I can't say that I can remember the historical moment depicted in this film. I have a distinct memory of related events earlier – like going to hear a speech from a former Allende-era cabinet minister in the building now occupied by the Public Health Department in Parc Lafontaine. That was an evening of speech in Spanish (which I didn't understand) translated into French (which I did, except that it got increasingly Spanish as the evening went on). I remember going to this with my friend Monica, whose family had fled Hungary to Chile, only to later find themselves in a situation that must have looked as free as the one they left.
So, yes, aware of Chile and Pinochet. Saw the dissenting American view in the film Missing. When I came out of that film, in the former Place du Canada cinema, we had to walk past artillery installed as statuary in the park, which I always found a bit creepy. I suppose I can be happy that I was not in Montréal during the October Crisis in 1970, when I would have seen actual troops on the streets. My life is truly sheltered. So I really had no conscious awareness of this plebiscite as it was happening, and went into this not knowing what to expect, from a historical standpoint.
Gaël Garcia Bernal played his creative advertising guy role excellently. Not particularly political, at least at the beginning, he brings his expertise in selling things to this most political of questions. And, like in countless referendum/plebiscite situations the world over, he is challenged by how to make the negative answer positive and happy. In the Chilean situation, with historical extremes of violence and repression, that would have been particularly difficult, especially with passionate people who believe in their option, but also want to use their unprecedented opportunity to set the record straight on what the Pinochet regime had done.
Our hero persists, sticking to the positive message, even as the regime tries to intimidate the "No" side, and even as the creativity of his own boss is brought into the mix on the "Yes" side. He goes from someone who is not quite apolitical (who could be in the context of a brutal dictatorship?), but certainly not politically active, to someone who sees the violence up close and threatening to his own friends and family and has no choice but to become more invested in the work he is doing. The struggle to stick to what you know about marketing must be so much more difficult when you start to get a personal understanding of the motivations of the people who want to show the ugliness of the regime.
Positivity wins every time, though. And the "No" jingle is stuck in my head, or at least the tune of it, as I am no further ahead on my Spanish than I was in the late 1970s/early 1980s. That's marketing.
The other thing the film really underlined for me was the importance of international attention (except mine, I guess, not having been aware at the time!). The regime was pushed into the plebiscite in an attempt to legitimize itself in the eyes of the world, and you won't be believed in that process unless you let the world in to watch how it unfolds. The presence of foreign observers and journalists made it much more difficult to falsify the result, as much as you might want to.
The film is shot with techniques to make the integration of actual footage from the time more seamless, so it isn't as technically pretty as we are used to these days. Some of it even looked like it was in 3D, but we didn't have the glasses, so it just had that "shift" effect.

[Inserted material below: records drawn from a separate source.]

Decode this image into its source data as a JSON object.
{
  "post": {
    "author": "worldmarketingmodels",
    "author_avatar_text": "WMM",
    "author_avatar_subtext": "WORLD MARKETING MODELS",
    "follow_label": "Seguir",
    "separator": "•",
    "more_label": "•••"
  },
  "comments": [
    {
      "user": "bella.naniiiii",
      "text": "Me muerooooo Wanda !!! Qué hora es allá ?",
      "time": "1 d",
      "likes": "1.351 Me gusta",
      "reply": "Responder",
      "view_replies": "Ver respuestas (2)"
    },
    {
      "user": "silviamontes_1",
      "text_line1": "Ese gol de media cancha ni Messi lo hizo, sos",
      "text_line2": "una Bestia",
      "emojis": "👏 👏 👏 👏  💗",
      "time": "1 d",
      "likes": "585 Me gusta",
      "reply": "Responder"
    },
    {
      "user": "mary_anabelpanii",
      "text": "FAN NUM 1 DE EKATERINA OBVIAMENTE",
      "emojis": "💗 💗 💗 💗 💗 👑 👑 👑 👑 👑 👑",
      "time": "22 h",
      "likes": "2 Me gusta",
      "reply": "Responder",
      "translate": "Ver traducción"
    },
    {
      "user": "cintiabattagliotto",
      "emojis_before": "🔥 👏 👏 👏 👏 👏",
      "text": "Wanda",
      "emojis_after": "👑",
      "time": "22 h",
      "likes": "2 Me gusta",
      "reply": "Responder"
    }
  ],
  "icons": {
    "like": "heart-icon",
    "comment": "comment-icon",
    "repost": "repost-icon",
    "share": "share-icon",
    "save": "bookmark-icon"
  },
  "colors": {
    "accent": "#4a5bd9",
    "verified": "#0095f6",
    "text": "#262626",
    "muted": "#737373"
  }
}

The other shift effect that happened during our screening was that two guys in the row ahead of us, off to our left at the beginning of the film, suddenly got up and moved over to sit in front of us about halfway through. Why will be forever a mystery to me, but I might just go with the explanation of another friend of mine who wasn't there: they must have wet their pants and wanted to move to a drier seat. Their quest for dryness made it more difficult for us to stretch out our legs. "No!" to moving seats mid-film!